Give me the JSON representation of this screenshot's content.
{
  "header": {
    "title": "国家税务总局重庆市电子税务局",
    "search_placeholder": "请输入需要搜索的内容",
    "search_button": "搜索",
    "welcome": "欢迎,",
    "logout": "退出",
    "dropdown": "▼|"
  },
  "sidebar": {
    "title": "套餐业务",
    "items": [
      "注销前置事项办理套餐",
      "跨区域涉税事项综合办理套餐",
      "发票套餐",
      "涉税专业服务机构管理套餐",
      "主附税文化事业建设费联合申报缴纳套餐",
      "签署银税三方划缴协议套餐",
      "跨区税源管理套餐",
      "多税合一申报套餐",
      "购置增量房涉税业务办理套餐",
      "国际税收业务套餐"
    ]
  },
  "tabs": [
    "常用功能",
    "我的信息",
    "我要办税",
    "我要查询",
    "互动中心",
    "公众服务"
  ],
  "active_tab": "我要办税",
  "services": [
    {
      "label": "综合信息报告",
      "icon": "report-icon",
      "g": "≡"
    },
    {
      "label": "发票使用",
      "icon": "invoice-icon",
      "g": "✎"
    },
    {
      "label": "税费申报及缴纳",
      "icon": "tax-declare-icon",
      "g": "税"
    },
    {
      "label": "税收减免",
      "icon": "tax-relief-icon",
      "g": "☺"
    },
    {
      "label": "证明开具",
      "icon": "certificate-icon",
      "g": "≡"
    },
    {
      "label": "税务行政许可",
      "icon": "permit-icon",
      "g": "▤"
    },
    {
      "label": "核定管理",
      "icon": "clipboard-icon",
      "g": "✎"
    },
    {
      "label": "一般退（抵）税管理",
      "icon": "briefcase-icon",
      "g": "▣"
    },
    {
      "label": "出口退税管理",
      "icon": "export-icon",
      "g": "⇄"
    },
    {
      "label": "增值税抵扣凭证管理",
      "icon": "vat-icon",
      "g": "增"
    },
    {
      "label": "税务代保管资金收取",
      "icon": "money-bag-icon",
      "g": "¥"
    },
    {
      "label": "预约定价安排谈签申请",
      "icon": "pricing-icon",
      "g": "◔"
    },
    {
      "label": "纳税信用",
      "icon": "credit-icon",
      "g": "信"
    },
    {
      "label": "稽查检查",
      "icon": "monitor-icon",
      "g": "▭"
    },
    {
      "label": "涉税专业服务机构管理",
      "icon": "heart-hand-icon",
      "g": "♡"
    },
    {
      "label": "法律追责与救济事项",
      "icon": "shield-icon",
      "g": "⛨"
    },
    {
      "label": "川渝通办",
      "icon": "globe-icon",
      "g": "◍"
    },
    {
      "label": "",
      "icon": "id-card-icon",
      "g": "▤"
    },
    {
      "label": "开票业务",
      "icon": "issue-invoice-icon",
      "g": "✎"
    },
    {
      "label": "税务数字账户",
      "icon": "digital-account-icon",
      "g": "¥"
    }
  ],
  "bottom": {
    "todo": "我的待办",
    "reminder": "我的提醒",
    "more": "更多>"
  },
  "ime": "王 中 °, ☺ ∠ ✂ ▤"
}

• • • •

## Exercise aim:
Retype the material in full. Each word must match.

## Answer to this problem:
Give me the JSON representation of this screenshot's content.
{
  "header": {
    "title": "国家税务总局重庆市电子税务局",
    "search_placeholder": "请输入需要搜索的内容",
    "search_button": "搜索",
    "welcome": "欢迎,",
    "logout": "退出",
    "dropdown": "▼|"
  },
  "sidebar": {
    "title": "套餐业务",
    "items": [
      "注销前置事项办理套餐",
      "跨区域涉税事项综合办理套餐",
      "发票套餐",
      "涉税专业服务机构管理套餐",
      "主附税文化事业建设费联合申报缴纳套餐",
      "签署银税三方划缴协议套餐",
      "跨区税源管理套餐",
      "多税合一申报套餐",
      "购置增量房涉税业务办理套餐",
      "国际税收业务套餐"
    ]
  },
  "tabs": [
    "常用功能",
    "我的信息",
    "我要办税",
    "我要查询",
    "互动中心",
    "公众服务"
  ],
  "active_tab": "我要办税",
  "services": [
    {
      "label": "综合信息报告",
      "icon": "report-icon",
      "g": "≡"
    },
    {
      "label": "发票使用",
      "icon": "invoice-icon",
      "g": "✎"
    },
    {
      "label": "税费申报及缴纳",
      "icon": "tax-declare-icon",
      "g": "税"
    },
    {
      "label": "税收减免",
      "icon": "tax-relief-icon",
      "g": "☺"
    },
    {
      "label": "证明开具",
      "icon": "certificate-icon",
      "g": "≡"
    },
    {
      "label": "税务行政许可",
      "icon": "permit-icon",
      "g": "▤"
    },
    {
      "label": "核定管理",
      "icon": "clipboard-icon",
      "g": "✎"
    },
    {
      "label": "一般退（抵）税管理",
      "icon": "briefcase-icon",
      "g": "▣"
    },
    {
      "label": "出口退税管理",
      "icon": "export-icon",
      "g": "⇄"
    },
    {
      "label": "增值税抵扣凭证管理",
      "icon": "vat-icon",
      "g": "增"
    },
    {
      "label": "税务代保管资金收取",
      "icon": "money-bag-icon",
      "g": "¥"
    },
    {
      "label": "预约定价安排谈签申请",
      "icon": "pricing-icon",
      "g": "◔"
    },
    {
      "label": "纳税信用",
      "icon": "credit-icon",
      "g": "信"
    },
    {
      "label": "稽查检查",
      "icon": "monitor-icon",
      "g": "▭"
    },
    {
      "label": "涉税专业服务机构管理",
      "icon": "heart-hand-icon",
      "g": "♡"
    },
    {
      "label": "法律追责与救济事项",
      "icon": "shield-icon",
      "g": "⛨"
    },
    {
      "label": "川渝通办",
      "icon": "globe-icon",
      "g": "◍"
    },
    {
      "label": "",
      "icon": "id-card-icon",
      "g": "▤"
    },
    {
      "label": "开票业务",
      "icon": "issue-invoice-icon",
      "g": "✎"
    },
    {
      "label": "税务数字账户",
      "icon": "digital-account-icon",
      "g": "¥"
    }
  ],
  "bottom": {
    "todo": "我的待办",
    "reminder": "我的提醒",
    "more": "更多>"
  },
  "ime": "王 中 °, ☺ ∠ ✂ ▤"
}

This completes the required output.